Yet another visa racket with yet another Maltese consulate: Algeria

Published: October 22, 2015 at 9:48pm

The prime minister was in Algiers today

The prime minister was in Algiers today

Malta’s consulate in Algiers has issued Maltese (and therefore EU Schengen) visas to 6,781 Algerian citizens in just 18 months.

The consulate began receiving applications from Algerian citizens, for EU Schengen visas, in March last year. By September this year, the figure had reached that total.

The Foreign Minister gave this information in parliament in response to a question put by Opposition deputy leader Beppe Fenech Adami.

I am glad to have the hard figures because I have been investigating this story after receiving a tip-off a couple of weeks ago. An Algerian source claimed that citizens of his country have since last year been able to “buy” a European Union Schengen visa from the Maltese consulate. The dollar-sum fees mentioned are large but he was unable to clarify whether the payments are formal, going to the government of Malta, or whether they constitute a bribe to an official operating a racket.

Air Malta began operating twice-weekly flights between Algeria and Malta in 2013, only in the summer. In January 2014, the airline announced that it would be restarting its Algiers/Malta flights the following March. In March, the Maltese government opened its consulate in Algiers and immediately began receiving visa applications. A search on the internet shows that visa services agencies billed it as the setting up of a “Malta visa application centre”.

Sources at the airline inform me that the flights out from Malta are invariably almost empty, but the flights back from Algeria are packed.

This indicates that the Algerians who ‘buy’ a Maltese visa are not actually coming to Malta for business or pleasure but are moving straight out of the country and onwards into the rest of the European Union.

Another source informs me that the vast majority of them don’t even spend one night in Malta but have another flight booked to take them out of the island as soon as they land, never even walking out through the airport.

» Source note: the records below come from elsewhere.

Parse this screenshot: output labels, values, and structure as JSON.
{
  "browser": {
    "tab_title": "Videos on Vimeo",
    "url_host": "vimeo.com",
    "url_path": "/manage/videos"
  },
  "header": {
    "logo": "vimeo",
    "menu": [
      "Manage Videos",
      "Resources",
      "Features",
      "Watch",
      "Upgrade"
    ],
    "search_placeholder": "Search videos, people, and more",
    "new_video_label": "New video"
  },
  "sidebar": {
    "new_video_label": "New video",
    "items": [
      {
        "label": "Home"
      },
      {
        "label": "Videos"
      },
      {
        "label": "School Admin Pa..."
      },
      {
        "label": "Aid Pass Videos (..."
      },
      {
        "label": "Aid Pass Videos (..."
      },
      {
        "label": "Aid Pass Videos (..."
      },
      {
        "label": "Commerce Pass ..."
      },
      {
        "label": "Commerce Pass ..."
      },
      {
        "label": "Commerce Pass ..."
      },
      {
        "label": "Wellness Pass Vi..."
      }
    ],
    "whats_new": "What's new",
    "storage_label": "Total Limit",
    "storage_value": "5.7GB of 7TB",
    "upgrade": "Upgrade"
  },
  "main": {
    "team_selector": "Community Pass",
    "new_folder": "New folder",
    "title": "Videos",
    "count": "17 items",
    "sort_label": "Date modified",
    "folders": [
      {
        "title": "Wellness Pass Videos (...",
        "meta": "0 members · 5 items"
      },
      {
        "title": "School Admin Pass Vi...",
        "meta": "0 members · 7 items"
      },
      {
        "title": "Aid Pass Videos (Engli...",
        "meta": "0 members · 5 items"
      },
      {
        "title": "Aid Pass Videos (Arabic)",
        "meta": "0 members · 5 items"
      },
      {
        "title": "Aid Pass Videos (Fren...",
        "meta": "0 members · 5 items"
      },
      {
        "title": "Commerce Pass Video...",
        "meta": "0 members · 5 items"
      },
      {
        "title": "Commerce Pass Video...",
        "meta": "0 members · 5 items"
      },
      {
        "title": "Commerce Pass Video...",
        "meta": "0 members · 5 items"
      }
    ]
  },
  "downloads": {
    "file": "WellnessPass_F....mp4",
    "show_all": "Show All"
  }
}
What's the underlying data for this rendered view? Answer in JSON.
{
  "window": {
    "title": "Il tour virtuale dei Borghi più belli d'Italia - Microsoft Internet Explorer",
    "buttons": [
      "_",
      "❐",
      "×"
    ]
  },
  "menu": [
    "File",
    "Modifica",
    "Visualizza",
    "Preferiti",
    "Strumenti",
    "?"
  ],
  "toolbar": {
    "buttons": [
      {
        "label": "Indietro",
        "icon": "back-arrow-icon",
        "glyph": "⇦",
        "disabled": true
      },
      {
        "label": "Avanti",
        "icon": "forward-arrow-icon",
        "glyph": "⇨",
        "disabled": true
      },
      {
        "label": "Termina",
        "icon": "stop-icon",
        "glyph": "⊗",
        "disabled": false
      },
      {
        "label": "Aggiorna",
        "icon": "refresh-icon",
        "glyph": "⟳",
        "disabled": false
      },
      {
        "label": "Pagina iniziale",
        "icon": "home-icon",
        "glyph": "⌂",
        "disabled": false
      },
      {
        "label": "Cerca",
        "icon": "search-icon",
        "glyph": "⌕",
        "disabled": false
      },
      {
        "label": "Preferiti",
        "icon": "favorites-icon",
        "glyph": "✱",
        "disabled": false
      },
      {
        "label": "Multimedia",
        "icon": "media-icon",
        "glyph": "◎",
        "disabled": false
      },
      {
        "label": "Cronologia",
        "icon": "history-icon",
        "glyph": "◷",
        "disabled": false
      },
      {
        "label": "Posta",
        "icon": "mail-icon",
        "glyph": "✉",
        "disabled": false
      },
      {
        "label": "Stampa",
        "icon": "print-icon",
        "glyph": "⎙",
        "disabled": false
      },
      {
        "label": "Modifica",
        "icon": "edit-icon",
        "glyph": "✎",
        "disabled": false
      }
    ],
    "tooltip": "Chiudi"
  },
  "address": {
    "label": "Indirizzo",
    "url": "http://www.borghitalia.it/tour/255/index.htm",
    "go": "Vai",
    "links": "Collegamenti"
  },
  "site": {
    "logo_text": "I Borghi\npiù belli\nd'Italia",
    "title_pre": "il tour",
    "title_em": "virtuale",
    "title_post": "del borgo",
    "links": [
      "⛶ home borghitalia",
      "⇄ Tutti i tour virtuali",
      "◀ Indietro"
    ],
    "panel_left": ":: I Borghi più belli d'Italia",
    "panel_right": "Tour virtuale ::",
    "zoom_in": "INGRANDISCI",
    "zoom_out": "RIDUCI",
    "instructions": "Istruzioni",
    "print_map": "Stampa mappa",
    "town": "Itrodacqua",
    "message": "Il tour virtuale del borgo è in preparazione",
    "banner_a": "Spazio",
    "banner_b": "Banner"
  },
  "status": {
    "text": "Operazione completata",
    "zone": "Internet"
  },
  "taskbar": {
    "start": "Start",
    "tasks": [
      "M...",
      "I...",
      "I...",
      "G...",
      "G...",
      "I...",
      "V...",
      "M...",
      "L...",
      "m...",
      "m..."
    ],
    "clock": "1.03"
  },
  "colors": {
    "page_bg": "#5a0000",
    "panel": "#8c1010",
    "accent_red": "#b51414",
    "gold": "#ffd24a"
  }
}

Last January, when 3,500 visas had been issued to Algerians in the preceding nine months, an immigration officer at Malta International Airport – Johan Mula – raised the alarm about what he called “gaps” in the Schengen system. He reported that he had noticed many Algerians and other third-country nationals who he was “morally convinced” had not been granted visas on a bona fide basis.

The government, through the Home Affairs Ministry, immediately clamped down on Mr Mula, saying that there was “absolutely nothing to indicate the veracity of his allegations” and that “in 2014, after having consulted with the police authorities in Malta, the Maltese Consulate in Algiers refused no less than 46 per cent of all visa applications submitted to it.”

You will notice that the Home Affairs Ministry disingenuously said nothing about the number of visas granted by the Maltese consulate in Algiers – 3,500 at that point – but only about the number refused. With hindsight, we can now put this 46% in context and calculate that in 2014 the Maltese consulate received around 6,500 visa applications from Algerian citizens and accepted 54% of them.